Your objective —
Return all of the records below verbatim.

Material to process —
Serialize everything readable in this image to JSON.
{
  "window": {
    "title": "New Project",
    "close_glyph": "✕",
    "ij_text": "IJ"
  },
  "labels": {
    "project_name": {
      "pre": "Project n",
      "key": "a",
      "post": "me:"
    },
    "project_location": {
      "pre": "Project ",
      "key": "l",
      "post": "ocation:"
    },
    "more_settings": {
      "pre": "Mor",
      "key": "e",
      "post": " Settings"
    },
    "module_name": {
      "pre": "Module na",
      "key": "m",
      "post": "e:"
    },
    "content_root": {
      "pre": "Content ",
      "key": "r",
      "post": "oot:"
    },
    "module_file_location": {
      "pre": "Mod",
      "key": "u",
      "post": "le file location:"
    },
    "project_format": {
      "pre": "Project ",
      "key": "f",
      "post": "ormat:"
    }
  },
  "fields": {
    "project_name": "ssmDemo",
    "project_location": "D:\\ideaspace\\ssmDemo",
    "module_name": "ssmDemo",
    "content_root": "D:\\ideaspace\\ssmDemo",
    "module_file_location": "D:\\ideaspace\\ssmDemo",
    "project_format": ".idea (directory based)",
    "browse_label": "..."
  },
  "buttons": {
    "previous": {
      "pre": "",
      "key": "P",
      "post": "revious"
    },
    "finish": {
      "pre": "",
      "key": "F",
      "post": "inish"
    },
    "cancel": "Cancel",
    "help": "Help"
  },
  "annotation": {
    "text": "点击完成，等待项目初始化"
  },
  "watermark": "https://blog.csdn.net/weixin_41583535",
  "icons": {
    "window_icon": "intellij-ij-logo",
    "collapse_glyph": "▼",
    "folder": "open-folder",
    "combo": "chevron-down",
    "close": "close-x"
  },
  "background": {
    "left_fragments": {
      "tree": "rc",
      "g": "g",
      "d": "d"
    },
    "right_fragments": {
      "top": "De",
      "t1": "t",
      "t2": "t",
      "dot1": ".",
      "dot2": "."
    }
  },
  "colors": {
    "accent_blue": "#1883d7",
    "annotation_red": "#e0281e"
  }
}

Solution for this problem —
Serialize everything readable in this image to JSON.
{
  "window": {
    "title": "New Project",
    "close_glyph": "✕",
    "ij_text": "IJ"
  },
  "labels": {
    "project_name": {
      "pre": "Project n",
      "key": "a",
      "post": "me:"
    },
    "project_location": {
      "pre": "Project ",
      "key": "l",
      "post": "ocation:"
    },
    "more_settings": {
      "pre": "Mor",
      "key": "e",
      "post": " Settings"
    },
    "module_name": {
      "pre": "Module na",
      "key": "m",
      "post": "e:"
    },
    "content_root": {
      "pre": "Content ",
      "key": "r",
      "post": "oot:"
    },
    "module_file_location": {
      "pre": "Mod",
      "key": "u",
      "post": "le file location:"
    },
    "project_format": {
      "pre": "Project ",
      "key": "f",
      "post": "ormat:"
    }
  },
  "fields": {
    "project_name": "ssmDemo",
    "project_location": "D:\\ideaspace\\ssmDemo",
    "module_name": "ssmDemo",
    "content_root": "D:\\ideaspace\\ssmDemo",
    "module_file_location": "D:\\ideaspace\\ssmDemo",
    "project_format": ".idea (directory based)",
    "browse_label": "..."
  },
  "buttons": {
    "previous": {
      "pre": "",
      "key": "P",
      "post": "revious"
    },
    "finish": {
      "pre": "",
      "key": "F",
      "post": "inish"
    },
    "cancel": "Cancel",
    "help": "Help"
  },
  "annotation": {
    "text": "点击完成，等待项目初始化"
  },
  "watermark": "https://blog.csdn.net/weixin_41583535",
  "icons": {
    "window_icon": "intellij-ij-logo",
    "collapse_glyph": "▼",
    "folder": "open-folder",
    "combo": "chevron-down",
    "close": "close-x"
  },
  "background": {
    "left_fragments": {
      "tree": "rc",
      "g": "g",
      "d": "d"
    },
    "right_fragments": {
      "top": "De",
      "t1": "t",
      "t2": "t",
      "dot1": ".",
      "dot2": "."
    }
  },
  "colors": {
    "accent_blue": "#1883d7",
    "annotation_red": "#e0281e"
  }
}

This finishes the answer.